The atmospheres of planets are composed of various compounds of oxygen. For example, ocean planets may have silicate cores veiled by H/He-rich atmospheres. These compositions may be responsible for resolving degeneracies in planets. This is because oxygen compounds have a tendency to be more concentrated in a planet’s center than its periphery. Consequently, a planet’s atmosphere has a higher pressure than its surface, thus preventing large-scale convection from occurring.
The physics of planet formation has long been a puzzle, but one recent discovery may help explain it. A collision between two bodies that are similar in size can create enough energy to vaporize a significant amount of material. These planetary bodies then collide again, eventually cooling down into spherical bodies. Collisions are a common way for planets to form.
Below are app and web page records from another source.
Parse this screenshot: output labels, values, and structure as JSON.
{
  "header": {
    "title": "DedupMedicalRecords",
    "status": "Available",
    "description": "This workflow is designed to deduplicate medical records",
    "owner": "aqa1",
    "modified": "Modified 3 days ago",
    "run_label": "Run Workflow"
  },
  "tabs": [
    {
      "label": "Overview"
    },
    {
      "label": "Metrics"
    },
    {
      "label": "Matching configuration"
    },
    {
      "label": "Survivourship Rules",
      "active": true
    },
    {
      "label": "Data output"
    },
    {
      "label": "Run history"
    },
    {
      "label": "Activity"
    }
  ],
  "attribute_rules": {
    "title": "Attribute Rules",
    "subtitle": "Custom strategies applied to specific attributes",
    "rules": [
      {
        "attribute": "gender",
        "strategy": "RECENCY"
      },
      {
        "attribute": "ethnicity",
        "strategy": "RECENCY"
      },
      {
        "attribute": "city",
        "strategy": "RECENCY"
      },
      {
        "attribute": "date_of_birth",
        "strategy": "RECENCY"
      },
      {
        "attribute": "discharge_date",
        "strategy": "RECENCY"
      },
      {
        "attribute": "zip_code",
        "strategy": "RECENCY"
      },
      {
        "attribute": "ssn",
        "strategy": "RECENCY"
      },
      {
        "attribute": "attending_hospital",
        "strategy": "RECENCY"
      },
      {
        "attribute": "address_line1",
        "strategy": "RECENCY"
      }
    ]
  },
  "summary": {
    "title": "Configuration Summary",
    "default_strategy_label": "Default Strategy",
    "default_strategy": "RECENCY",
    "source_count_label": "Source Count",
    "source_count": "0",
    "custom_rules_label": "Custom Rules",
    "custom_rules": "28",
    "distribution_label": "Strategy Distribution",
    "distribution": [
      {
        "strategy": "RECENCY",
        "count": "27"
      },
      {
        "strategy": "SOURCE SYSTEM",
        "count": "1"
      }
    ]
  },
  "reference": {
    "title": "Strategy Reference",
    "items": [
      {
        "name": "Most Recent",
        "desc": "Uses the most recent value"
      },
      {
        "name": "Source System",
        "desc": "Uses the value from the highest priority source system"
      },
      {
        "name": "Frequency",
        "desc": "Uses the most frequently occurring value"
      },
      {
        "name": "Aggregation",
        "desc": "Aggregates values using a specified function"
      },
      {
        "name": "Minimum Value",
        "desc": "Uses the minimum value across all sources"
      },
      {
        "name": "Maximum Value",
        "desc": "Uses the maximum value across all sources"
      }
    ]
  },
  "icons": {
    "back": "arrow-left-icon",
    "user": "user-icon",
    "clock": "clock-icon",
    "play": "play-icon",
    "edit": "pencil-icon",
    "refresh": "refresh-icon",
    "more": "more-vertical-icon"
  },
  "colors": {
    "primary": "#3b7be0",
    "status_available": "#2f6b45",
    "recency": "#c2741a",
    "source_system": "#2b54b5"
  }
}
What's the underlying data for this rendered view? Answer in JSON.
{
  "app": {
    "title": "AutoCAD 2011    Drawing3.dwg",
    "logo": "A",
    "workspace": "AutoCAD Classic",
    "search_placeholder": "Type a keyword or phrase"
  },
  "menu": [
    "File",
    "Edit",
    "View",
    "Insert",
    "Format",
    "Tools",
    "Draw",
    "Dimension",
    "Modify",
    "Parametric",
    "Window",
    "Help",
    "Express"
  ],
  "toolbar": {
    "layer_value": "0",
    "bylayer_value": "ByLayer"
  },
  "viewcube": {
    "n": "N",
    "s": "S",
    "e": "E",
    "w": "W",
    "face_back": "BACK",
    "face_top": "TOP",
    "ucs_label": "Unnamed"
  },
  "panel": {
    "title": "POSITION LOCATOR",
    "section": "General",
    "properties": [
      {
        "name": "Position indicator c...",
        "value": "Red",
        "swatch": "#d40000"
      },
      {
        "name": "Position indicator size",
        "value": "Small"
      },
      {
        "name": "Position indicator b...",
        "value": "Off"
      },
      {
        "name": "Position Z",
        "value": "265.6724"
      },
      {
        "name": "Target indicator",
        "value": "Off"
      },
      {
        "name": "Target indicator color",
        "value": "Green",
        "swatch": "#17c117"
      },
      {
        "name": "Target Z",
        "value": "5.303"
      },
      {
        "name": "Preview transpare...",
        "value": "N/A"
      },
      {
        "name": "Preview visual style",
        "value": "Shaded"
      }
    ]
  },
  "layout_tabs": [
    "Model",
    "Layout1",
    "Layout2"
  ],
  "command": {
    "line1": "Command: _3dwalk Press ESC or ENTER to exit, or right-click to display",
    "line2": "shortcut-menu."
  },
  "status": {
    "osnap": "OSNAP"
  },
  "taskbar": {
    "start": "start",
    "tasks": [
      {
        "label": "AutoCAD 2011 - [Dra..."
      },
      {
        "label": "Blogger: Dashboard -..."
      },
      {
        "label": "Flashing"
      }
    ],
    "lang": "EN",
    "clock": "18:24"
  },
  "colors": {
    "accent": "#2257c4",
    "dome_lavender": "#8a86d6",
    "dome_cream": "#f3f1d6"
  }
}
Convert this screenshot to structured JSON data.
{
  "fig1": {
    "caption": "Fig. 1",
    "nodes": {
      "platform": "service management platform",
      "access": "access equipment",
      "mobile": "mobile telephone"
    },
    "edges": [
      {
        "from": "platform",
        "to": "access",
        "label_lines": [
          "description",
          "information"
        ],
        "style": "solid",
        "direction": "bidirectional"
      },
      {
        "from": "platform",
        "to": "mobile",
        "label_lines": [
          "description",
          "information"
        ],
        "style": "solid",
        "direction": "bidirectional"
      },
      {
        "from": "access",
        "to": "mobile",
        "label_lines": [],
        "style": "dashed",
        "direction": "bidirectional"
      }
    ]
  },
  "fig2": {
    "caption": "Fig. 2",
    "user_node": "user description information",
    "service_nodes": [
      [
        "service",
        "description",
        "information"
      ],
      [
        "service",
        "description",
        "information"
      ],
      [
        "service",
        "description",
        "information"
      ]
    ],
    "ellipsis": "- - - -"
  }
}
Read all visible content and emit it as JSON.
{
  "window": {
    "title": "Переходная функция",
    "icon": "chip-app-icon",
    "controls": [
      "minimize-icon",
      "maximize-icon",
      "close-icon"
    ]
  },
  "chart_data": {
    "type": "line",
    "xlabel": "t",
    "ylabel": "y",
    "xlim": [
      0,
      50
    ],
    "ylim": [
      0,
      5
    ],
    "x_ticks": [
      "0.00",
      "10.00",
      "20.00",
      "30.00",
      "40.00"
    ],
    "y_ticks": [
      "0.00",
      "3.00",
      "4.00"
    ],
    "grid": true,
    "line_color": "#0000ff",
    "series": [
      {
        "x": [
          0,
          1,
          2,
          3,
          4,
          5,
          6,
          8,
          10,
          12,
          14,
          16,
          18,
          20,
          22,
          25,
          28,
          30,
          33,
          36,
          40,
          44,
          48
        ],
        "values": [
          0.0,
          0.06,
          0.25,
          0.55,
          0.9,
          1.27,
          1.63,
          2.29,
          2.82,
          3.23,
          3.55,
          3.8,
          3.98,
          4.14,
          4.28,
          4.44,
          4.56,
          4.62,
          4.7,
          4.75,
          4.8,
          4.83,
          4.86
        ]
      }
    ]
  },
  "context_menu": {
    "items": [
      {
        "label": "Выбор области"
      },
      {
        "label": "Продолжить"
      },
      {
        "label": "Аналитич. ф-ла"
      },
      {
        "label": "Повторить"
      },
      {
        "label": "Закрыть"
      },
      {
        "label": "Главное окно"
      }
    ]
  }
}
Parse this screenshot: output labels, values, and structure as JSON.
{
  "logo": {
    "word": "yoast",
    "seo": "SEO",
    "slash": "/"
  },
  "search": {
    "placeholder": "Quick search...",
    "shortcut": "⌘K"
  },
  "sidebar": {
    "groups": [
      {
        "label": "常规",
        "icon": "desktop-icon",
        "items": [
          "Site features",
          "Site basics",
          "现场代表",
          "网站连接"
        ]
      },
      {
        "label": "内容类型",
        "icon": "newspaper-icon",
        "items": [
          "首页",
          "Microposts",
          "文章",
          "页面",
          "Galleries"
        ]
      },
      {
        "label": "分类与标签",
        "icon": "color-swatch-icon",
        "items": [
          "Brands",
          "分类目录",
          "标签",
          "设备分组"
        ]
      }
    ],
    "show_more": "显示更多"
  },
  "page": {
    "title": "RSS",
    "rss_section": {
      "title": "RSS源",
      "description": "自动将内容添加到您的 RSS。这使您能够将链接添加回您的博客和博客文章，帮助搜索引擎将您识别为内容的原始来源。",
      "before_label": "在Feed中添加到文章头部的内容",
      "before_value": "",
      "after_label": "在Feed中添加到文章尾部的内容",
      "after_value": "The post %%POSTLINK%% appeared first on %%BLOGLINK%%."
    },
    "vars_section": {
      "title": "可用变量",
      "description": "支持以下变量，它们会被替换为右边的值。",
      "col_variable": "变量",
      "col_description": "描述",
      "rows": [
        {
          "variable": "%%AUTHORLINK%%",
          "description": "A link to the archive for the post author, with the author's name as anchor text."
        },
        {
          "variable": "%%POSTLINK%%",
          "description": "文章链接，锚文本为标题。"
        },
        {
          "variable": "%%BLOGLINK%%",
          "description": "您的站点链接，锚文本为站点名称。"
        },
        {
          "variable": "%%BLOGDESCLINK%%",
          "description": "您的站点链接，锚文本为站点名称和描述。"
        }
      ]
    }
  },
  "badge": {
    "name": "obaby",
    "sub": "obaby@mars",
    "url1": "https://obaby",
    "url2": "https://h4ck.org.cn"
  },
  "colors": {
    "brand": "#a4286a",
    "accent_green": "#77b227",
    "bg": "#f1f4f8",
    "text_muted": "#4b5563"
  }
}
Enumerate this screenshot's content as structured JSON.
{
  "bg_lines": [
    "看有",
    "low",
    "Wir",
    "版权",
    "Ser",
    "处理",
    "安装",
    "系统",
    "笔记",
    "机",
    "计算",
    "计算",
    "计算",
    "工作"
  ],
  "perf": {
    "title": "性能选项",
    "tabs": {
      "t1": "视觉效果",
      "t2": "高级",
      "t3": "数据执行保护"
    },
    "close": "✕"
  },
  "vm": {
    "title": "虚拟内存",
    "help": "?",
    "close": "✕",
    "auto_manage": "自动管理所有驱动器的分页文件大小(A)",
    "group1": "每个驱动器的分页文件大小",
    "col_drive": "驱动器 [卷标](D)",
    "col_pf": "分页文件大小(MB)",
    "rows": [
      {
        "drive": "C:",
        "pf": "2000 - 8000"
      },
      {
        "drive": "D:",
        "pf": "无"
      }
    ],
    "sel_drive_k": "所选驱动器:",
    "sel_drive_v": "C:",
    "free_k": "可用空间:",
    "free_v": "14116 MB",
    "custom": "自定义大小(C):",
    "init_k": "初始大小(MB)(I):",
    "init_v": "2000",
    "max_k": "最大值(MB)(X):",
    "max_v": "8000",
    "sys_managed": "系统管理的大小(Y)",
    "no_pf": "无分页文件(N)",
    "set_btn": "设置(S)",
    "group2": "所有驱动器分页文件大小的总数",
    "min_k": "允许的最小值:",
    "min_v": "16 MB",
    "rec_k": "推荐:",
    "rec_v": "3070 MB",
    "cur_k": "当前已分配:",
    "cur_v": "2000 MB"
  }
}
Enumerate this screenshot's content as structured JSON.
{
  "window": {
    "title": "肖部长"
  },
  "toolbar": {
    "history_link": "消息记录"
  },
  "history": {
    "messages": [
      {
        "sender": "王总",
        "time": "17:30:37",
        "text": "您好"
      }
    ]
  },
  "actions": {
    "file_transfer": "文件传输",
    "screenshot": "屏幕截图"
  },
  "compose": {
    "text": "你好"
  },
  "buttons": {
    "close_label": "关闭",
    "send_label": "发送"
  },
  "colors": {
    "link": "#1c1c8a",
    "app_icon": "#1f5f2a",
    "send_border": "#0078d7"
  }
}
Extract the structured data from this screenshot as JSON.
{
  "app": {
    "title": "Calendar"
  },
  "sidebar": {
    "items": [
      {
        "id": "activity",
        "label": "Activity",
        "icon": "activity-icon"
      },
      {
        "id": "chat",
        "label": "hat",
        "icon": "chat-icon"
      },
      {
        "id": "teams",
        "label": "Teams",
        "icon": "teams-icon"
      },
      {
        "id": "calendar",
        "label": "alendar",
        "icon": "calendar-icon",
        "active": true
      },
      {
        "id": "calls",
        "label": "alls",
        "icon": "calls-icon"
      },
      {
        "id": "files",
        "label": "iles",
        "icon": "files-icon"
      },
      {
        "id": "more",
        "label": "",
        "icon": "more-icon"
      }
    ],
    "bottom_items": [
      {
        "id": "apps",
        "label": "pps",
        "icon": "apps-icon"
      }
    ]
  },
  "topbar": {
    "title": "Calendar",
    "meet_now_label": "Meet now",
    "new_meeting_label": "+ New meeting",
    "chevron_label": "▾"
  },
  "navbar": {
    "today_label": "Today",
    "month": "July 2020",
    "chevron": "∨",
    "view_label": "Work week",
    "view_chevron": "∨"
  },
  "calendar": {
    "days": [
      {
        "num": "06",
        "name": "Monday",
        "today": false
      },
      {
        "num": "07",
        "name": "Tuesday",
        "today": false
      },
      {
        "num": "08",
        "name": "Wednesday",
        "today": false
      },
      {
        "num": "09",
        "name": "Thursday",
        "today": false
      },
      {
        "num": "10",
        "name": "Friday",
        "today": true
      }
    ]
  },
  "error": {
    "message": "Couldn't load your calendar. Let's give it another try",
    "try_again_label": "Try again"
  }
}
They are also responsible for many features of our own solar system.
A collision between two objects with similar masses may result in an unstable density gradient and disrupt the crystallization of magma oceans. One Martian researcher, Linda Elkins-Tanton, found that a hit-and-run collision caused the Martian magma ocean to overturn. Then, continued crystallization of the molten rock would produce a new density gradient atop the newly rearranged pile.
In the past, scientists had assumed that the Earth and Moon formed through violent head-on collisions. However, recent research shows that the collision angle was more likely direct than 45 degrees. If this were the case, then Earth and the Moon would have formed 150 million years later than previously thought. A collision of this size and speed would not remove the tungsten that made the Earth and Moon so different. It would be much harder to get the moon to come into its own.
Solar wind is a stream of charged particles from the Sun’s upper atmosphere. It is mostly made up of electrons, protons, and alpha particles, but also contains trace amounts of other atomic nuclei, heavy ions, and rarer traces. This plasma travels through space superimposed with the interplanetary magnetic field. During the process of making planets, solar wind is constantly changing in density, temperature, and speed.
The planetary atmospheres are largely unaffected by solar wind, except for Mercury, which bears the full brunt of the solar wind. Mercury has a transient atmosphere, but its intrinsic magnetic field prevents solar wind particles from penetrating its magnetosphere. The solar wind particles only reach the cusp regions of Mercury, and during coronal mass ejections, the magnetopause is pressed into the surface. In such a scenario, solar wind particles interact freely with the planetary surface.
The solar wind has a huge effect on comet tails, so much so that it can be measured with spacecraft. Its speed is around 400 kilometers per second near Earth’s orbit. It is thought to be a roughly circular boundary between the solar system and the interstellar medium. This boundary is outside of Pluto’s orbit and is located at the edge of the Sun’s influence. In October 2008, NASA’s Interstellar Boundary Explorer mission launched a mission to probe the boundary between Pluto’s orbit and the heliopause.